## [EXERCISE]
Reproduce the entries below, please. Keep every character the same.

(Stored data entries)
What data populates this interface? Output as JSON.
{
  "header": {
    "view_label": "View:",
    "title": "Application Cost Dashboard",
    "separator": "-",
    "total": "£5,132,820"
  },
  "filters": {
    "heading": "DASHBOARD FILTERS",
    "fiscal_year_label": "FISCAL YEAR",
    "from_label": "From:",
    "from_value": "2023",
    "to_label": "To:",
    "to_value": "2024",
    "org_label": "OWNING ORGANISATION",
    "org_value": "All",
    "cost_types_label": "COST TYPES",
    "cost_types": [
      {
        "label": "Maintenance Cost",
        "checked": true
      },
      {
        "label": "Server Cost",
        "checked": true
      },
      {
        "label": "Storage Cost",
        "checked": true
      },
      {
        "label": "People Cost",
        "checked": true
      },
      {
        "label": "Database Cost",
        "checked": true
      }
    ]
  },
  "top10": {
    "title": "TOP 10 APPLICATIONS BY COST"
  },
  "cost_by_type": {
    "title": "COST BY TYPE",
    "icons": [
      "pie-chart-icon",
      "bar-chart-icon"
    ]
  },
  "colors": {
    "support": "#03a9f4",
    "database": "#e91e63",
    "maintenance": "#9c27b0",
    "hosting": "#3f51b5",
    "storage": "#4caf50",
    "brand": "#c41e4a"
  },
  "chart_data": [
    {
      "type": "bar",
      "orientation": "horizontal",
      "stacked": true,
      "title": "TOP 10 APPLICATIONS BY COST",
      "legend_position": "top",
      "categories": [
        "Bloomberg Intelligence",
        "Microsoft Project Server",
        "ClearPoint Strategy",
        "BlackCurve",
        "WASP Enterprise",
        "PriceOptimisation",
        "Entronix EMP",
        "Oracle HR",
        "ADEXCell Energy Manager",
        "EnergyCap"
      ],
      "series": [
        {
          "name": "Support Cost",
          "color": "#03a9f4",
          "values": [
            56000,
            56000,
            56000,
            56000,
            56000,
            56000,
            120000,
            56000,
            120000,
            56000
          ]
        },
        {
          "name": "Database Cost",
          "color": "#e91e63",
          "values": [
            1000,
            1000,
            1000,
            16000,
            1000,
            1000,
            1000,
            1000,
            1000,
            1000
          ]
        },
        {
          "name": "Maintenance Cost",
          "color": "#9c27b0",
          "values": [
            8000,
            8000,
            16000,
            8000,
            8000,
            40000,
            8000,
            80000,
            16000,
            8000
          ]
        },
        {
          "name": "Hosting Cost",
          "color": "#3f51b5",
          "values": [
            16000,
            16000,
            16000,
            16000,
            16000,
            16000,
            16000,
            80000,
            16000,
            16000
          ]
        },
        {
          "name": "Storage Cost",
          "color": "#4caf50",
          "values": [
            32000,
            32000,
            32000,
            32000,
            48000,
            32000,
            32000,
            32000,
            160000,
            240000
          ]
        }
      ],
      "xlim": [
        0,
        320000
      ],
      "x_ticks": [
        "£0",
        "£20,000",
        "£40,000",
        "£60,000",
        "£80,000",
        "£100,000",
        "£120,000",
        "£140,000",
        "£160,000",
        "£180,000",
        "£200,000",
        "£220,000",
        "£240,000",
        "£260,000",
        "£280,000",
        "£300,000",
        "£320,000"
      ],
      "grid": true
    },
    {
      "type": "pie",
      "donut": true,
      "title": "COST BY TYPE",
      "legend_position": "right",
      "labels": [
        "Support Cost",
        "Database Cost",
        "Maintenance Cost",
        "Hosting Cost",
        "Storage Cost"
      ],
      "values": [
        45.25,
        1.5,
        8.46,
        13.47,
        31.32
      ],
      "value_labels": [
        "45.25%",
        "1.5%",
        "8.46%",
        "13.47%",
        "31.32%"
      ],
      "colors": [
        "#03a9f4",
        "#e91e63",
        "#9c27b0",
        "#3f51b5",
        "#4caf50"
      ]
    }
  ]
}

## [ANSWER TO THE PROBLEM]
What data populates this interface? Output as JSON.
{
  "header": {
    "view_label": "View:",
    "title": "Application Cost Dashboard",
    "separator": "-",
    "total": "£5,132,820"
  },
  "filters": {
    "heading": "DASHBOARD FILTERS",
    "fiscal_year_label": "FISCAL YEAR",
    "from_label": "From:",
    "from_value": "2023",
    "to_label": "To:",
    "to_value": "2024",
    "org_label": "OWNING ORGANISATION",
    "org_value": "All",
    "cost_types_label": "COST TYPES",
    "cost_types": [
      {
        "label": "Maintenance Cost",
        "checked": true
      },
      {
        "label": "Server Cost",
        "checked": true
      },
      {
        "label": "Storage Cost",
        "checked": true
      },
      {
        "label": "People Cost",
        "checked": true
      },
      {
        "label": "Database Cost",
        "checked": true
      }
    ]
  },
  "top10": {
    "title": "TOP 10 APPLICATIONS BY COST"
  },
  "cost_by_type": {
    "title": "COST BY TYPE",
    "icons": [
      "pie-chart-icon",
      "bar-chart-icon"
    ]
  },
  "colors": {
    "support": "#03a9f4",
    "database": "#e91e63",
    "maintenance": "#9c27b0",
    "hosting": "#3f51b5",
    "storage": "#4caf50",
    "brand": "#c41e4a"
  },
  "chart_data": [
    {
      "type": "bar",
      "orientation": "horizontal",
      "stacked": true,
      "title": "TOP 10 APPLICATIONS BY COST",
      "legend_position": "top",
      "categories": [
        "Bloomberg Intelligence",
        "Microsoft Project Server",
        "ClearPoint Strategy",
        "BlackCurve",
        "WASP Enterprise",
        "PriceOptimisation",
        "Entronix EMP",
        "Oracle HR",
        "ADEXCell Energy Manager",
        "EnergyCap"
      ],
      "series": [
        {
          "name": "Support Cost",
          "color": "#03a9f4",
          "values": [
            56000,
            56000,
            56000,
            56000,
            56000,
            56000,
            120000,
            56000,
            120000,
            56000
          ]
        },
        {
          "name": "Database Cost",
          "color": "#e91e63",
          "values": [
            1000,
            1000,
            1000,
            16000,
            1000,
            1000,
            1000,
            1000,
            1000,
            1000
          ]
        },
        {
          "name": "Maintenance Cost",
          "color": "#9c27b0",
          "values": [
            8000,
            8000,
            16000,
            8000,
            8000,
            40000,
            8000,
            80000,
            16000,
            8000
          ]
        },
        {
          "name": "Hosting Cost",
          "color": "#3f51b5",
          "values": [
            16000,
            16000,
            16000,
            16000,
            16000,
            16000,
            16000,
            80000,
            16000,
            16000
          ]
        },
        {
          "name": "Storage Cost",
          "color": "#4caf50",
          "values": [
            32000,
            32000,
            32000,
            32000,
            48000,
            32000,
            32000,
            32000,
            160000,
            240000
          ]
        }
      ],
      "xlim": [
        0,
        320000
      ],
      "x_ticks": [
        "£0",
        "£20,000",
        "£40,000",
        "£60,000",
        "£80,000",
        "£100,000",
        "£120,000",
        "£140,000",
        "£160,000",
        "£180,000",
        "£200,000",
        "£220,000",
        "£240,000",
        "£260,000",
        "£280,000",
        "£300,000",
        "£320,000"
      ],
      "grid": true
    },
    {
      "type": "pie",
      "donut": true,
      "title": "COST BY TYPE",
      "legend_position": "right",
      "labels": [
        "Support Cost",
        "Database Cost",
        "Maintenance Cost",
        "Hosting Cost",
        "Storage Cost"
      ],
      "values": [
        45.25,
        1.5,
        8.46,
        13.47,
        31.32
      ],
      "value_labels": [
        "45.25%",
        "1.5%",
        "8.46%",
        "13.47%",
        "31.32%"
      ],
      "colors": [
        "#03a9f4",
        "#e91e63",
        "#9c27b0",
        "#3f51b5",
        "#4caf50"
      ]
    }
  ]
}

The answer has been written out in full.